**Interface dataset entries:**
== Segment start ==

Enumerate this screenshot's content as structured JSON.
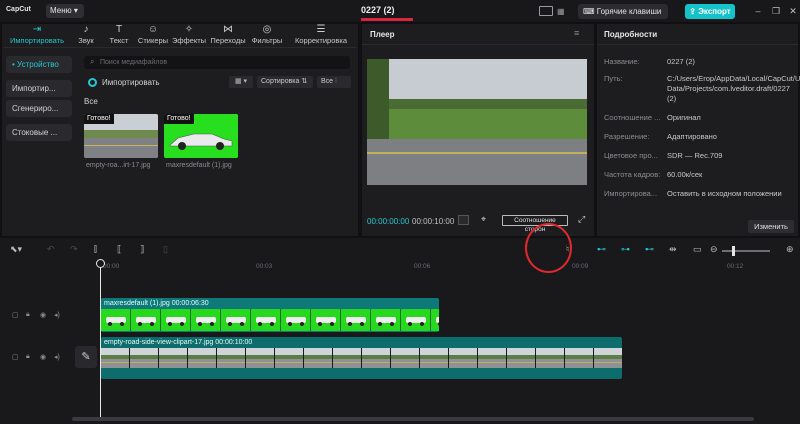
{
  "titlebar": {
    "app_name": "CapCut",
    "menu_label": "Меню",
    "project_title": "0227 (2)",
    "hotkeys_label": "Горячие клавиши",
    "export_label": "Экспорт",
    "accent_color": "#14c2c9"
  },
  "media_panel": {
    "categories": [
      {
        "icon": "import-icon",
        "glyph": "⇥",
        "label": "Импортировать"
      },
      {
        "icon": "audio-icon",
        "glyph": "♪",
        "label": "Звук"
      },
      {
        "icon": "text-icon",
        "glyph": "T",
        "label": "Текст"
      },
      {
        "icon": "sticker-icon",
        "glyph": "☺",
        "label": "Стикеры"
      },
      {
        "icon": "effects-icon",
        "glyph": "✧",
        "label": "Эффекты"
      },
      {
        "icon": "transitions-icon",
        "glyph": "⋈",
        "label": "Переходы"
      },
      {
        "icon": "filters-icon",
        "glyph": "◎",
        "label": "Фильтры"
      },
      {
        "icon": "adjust-icon",
        "glyph": "☰",
        "label": "Корректировка"
      }
    ],
    "sidebar": [
      "• Устройство",
      "Импортир...",
      "Сгенериро...",
      "Стоковые ..."
    ],
    "search_placeholder": "Поиск медиафайлов",
    "import_label": "Импортировать",
    "sort_label": "Сортировка",
    "filter_label": "Все",
    "section_label": "Все",
    "items": [
      {
        "badge": "Готово!",
        "name": "empty-roa...irt-17.jpg"
      },
      {
        "badge": "Готово!",
        "name": "maxresdefault (1).jpg"
      }
    ]
  },
  "player": {
    "title": "Плеер",
    "current_time": "00:00:00:00",
    "total_time": "00:00:10:00",
    "ratio_label": "Соотношение сторон"
  },
  "details": {
    "title": "Подробности",
    "rows": [
      {
        "label": "Название:",
        "value": "0227 (2)"
      },
      {
        "label": "Путь:",
        "value": "C:/Users/Erop/AppData/Local/CapCut/User Data/Projects/com.lveditor.draft/0227 (2)"
      },
      {
        "label": "Соотношение ...",
        "value": "Оригинал"
      },
      {
        "label": "Разрешение:",
        "value": "Адаптировано"
      },
      {
        "label": "Цветовое про...",
        "value": "SDR — Rec.709"
      },
      {
        "label": "Частота кадров:",
        "value": "60.00к/сек"
      },
      {
        "label": "Импортирова...",
        "value": "Оставить в исходном положении"
      }
    ],
    "change_label": "Изменить"
  },
  "timeline": {
    "ruler_ticks": [
      "00:00",
      "00:03",
      "00:06",
      "00:09",
      "00:12"
    ],
    "clips": [
      {
        "label": "maxresdefault (1).jpg  00:00:06:30"
      },
      {
        "label": "empty-road-side-view-clipart-17.jpg  00:00:10:00"
      }
    ]
  }
}
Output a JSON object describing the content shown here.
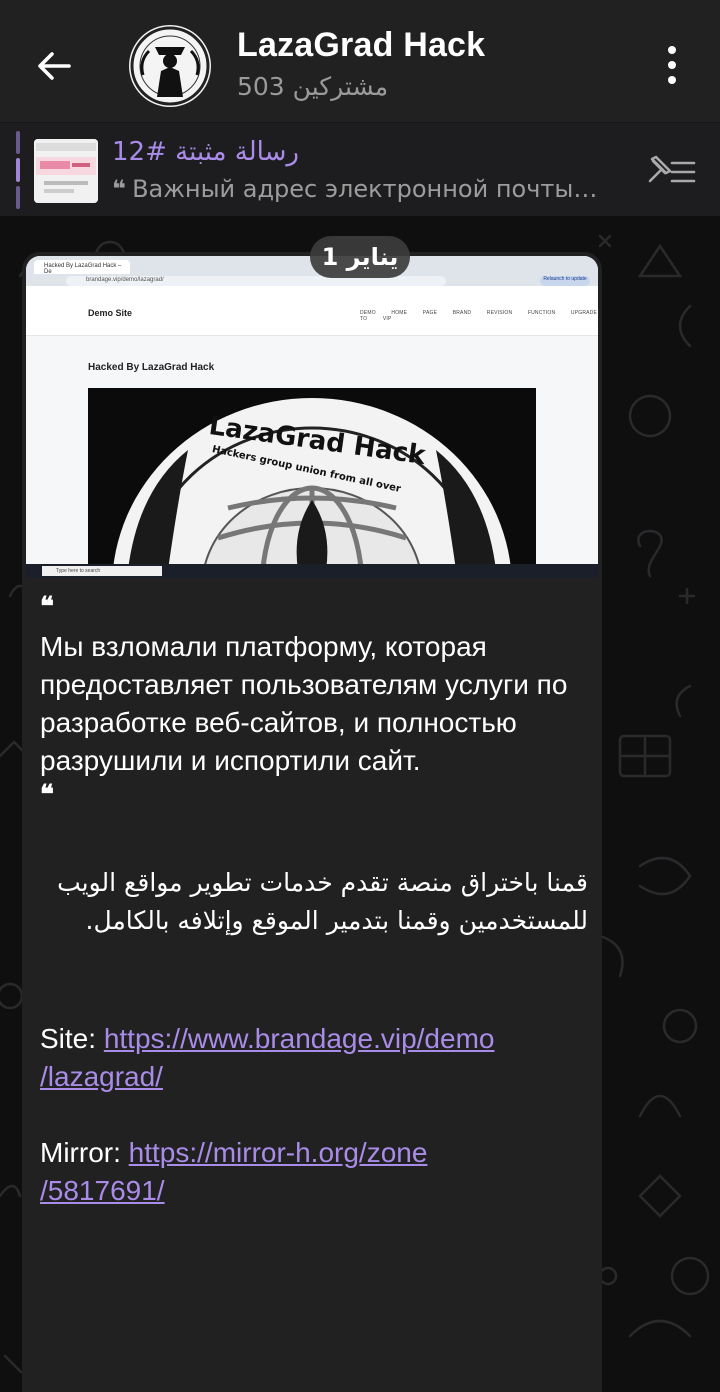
{
  "header": {
    "title": "LazaGrad Hack",
    "subscribers": "503 مشتركين"
  },
  "pinned": {
    "title": "رسالة مثبتة #12",
    "preview": "Важный адрес электронной почты…"
  },
  "date_pill": "1 يناير",
  "message": {
    "quote_open": "❝",
    "ru_text": "Мы взломали платформу, которая предоставляет пользователям услуги по разработке веб-сайтов, и полностью разрушили и испортили сайт.",
    "quote_close": "❝",
    "ar_text": "قمنا باختراق منصة تقدم خدمات تطوير مواقع الويب للمستخدمين وقمنا بتدمير الموقع وإتلافه بالكامل.",
    "site_label": "Site: ",
    "site_url_1": "https://www.brandage.vip/demo",
    "site_url_2": "/lazagrad/",
    "mirror_label": "Mirror: ",
    "mirror_url_1": "https://mirror-h.org/zone",
    "mirror_url_2": "/5817691/"
  },
  "screenshot": {
    "tab_title": "Hacked By LazaGrad Hack – De",
    "url": "brandage.vip/demo/lazagrad/",
    "update_button": "Relaunch to update",
    "brand": "Demo Site",
    "menu": "DEMO HOME PAGE BRAND REVISION FUNCTION UPGRADE TO VIP",
    "heading": "Hacked By LazaGrad Hack",
    "logo_text": "LazaGrad Hack",
    "logo_subtext": "Hackers group union from all over",
    "taskbar_search": "Type here to search"
  },
  "colors": {
    "accent": "#a98be8",
    "header_bg": "#212121",
    "bubble_bg": "#212121"
  },
  "icons": {
    "back": "arrow-left-icon",
    "menu": "more-vertical-icon",
    "pin_list": "pin-list-icon",
    "quote": "quote-icon"
  }
}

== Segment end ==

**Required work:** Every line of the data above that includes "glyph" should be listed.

**Response to the exercise:**
        "glyph": "⇥",
        "glyph": "♪",
        "glyph": "T",
        "glyph": "☺",
        "glyph": "✧",
        "glyph": "⋈",
        "glyph": "◎",
        "glyph": "☰",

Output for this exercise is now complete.